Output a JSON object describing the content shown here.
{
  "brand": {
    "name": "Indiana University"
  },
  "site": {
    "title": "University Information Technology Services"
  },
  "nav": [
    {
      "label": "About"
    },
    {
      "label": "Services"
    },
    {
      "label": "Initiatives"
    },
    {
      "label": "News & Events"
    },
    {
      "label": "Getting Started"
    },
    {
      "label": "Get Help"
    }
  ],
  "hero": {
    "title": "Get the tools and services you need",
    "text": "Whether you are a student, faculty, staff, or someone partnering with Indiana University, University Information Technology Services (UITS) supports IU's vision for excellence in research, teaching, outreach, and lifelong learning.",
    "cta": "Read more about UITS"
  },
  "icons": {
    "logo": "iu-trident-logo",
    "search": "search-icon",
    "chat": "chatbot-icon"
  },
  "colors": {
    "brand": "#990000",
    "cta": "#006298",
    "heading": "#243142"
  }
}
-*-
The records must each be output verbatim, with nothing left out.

Task answer
Output a JSON object describing the content shown here.
{
  "brand": {
    "name": "Indiana University"
  },
  "site": {
    "title": "University Information Technology Services"
  },
  "nav": [
    {
      "label": "About"
    },
    {
      "label": "Services"
    },
    {
      "label": "Initiatives"
    },
    {
      "label": "News & Events"
    },
    {
      "label": "Getting Started"
    },
    {
      "label": "Get Help"
    }
  ],
  "hero": {
    "title": "Get the tools and services you need",
    "text": "Whether you are a student, faculty, staff, or someone partnering with Indiana University, University Information Technology Services (UITS) supports IU's vision for excellence in research, teaching, outreach, and lifelong learning.",
    "cta": "Read more about UITS"
  },
  "icons": {
    "logo": "iu-trident-logo",
    "search": "search-icon",
    "chat": "chatbot-icon"
  },
  "colors": {
    "brand": "#990000",
    "cta": "#006298",
    "heading": "#243142"
  }
}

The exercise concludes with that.